When we think fashion during wartime, it’s easy to conjure images of black and white, stern characters in the midst of a crumbling London in the Blitz. You’ll be surprised to find at the Imperial War Museum’s latest exhibition, Fashion on the Ration, a vibrant edge to the creative clothing in World War II. Curator, Laura Clouting explains, ’what is most surprising in terms of the womenswear is just how colourful it is…and the level of gritting your teeth’. So throw away ideas of dreary, dowdy greys and discover the new ways that men and women found to dress in a time of extreme adversity.
Imperial War Museum Fashion on the Ration
With the 70th anniversary of the end of World War II and the countless tributes for the First World War Centenary last year, including the cascade of ceramic poppies at the Tower of London, Clouting explains that the IWM ‘wanted to mark that moment by looking back at the impact that the war had on people’s lives’. The Imperial War Museum archive of wartime clothing has been given a starring role in this London fashion exhibition: ‘it was a chance for us to showcase how clothing really tells us so much about life on the British home front’.

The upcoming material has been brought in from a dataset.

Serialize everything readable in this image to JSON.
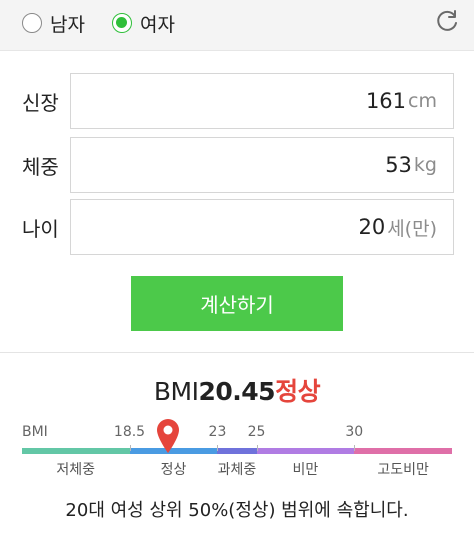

Fashion rationing World War 2
Of course fashion rationing during WW2 brutally hindered wardrobe choices. ‘People had to put up with so many restrictions on their lives during the war. They had to endure so many austerities, so many instances of the government intervening in their lives’, explains Clouting. However the shortage of textiles and materials led to some spectacularly innovative experiments, including making earrings from spare aeroplane parts(!), which have shaped the face of fashion today. An obvious example being that women started wearing trousers in World War II as a practical solution to life in the factories. One of the most famous pin-ups for factory safety was worker Ruby Loftus, who accessorised her utilitarian uniform with a colourful turban. With the blackouts during urban bombing, there was also a new fad for luminous brooches and buttons, and even leather handbags with gasmasks attached. Some women also used beetroot juice to stain their lips. And if you thought the onesie was just for Cara Delevigne, they were actually worn originally in air raid shelters! Clouting adds, ‘it was a bit of a double edged sword. The war was a very difficult and tiring thing to live under, but in turn, it inspired a creativity and desire to make the most of the limited resources to hand’. Encouraged by the government's scheme 'Make do And Mend', women adapted clothes from what was available, like their husband's suits and even old blankets. Fashion magazines like Vogue helped to propel the government's mantra of factory safety and encouraged women to cut their hair short with glamorous cover models. 1940s street style was robust and designed to stand the test of time.
Imperial War Museum, London: fashion and culture
The Fashion on the Ration exhibition also places fashion in the wider context of our cultural history. We are particularly fascinated by the use of clothes to reflect the impact of war and the personal struggles to express identity without the freedom of colourful fabrics and quirky styling.
In an age when making your own clothes couldn’t be more alien, this fashion exhibition sparks the imagination and reveals the determination of enduring fashion, uniforms and textiles in wartime Britain.
|What||We Loved Fashion on the Ration: 1940's Street Style, Imperial War Museum|
Imperial War Museum
Lambeth Road, London , SE1 6HZ | MAP
|Nearest tube||Elephant & Castle (underground)|
05 Mar 15 – 31 Aug 15, 10:00 AM – 6:00 PM
|Price||£10, concessions £7, children £5|
|Website||Click here to book tickets|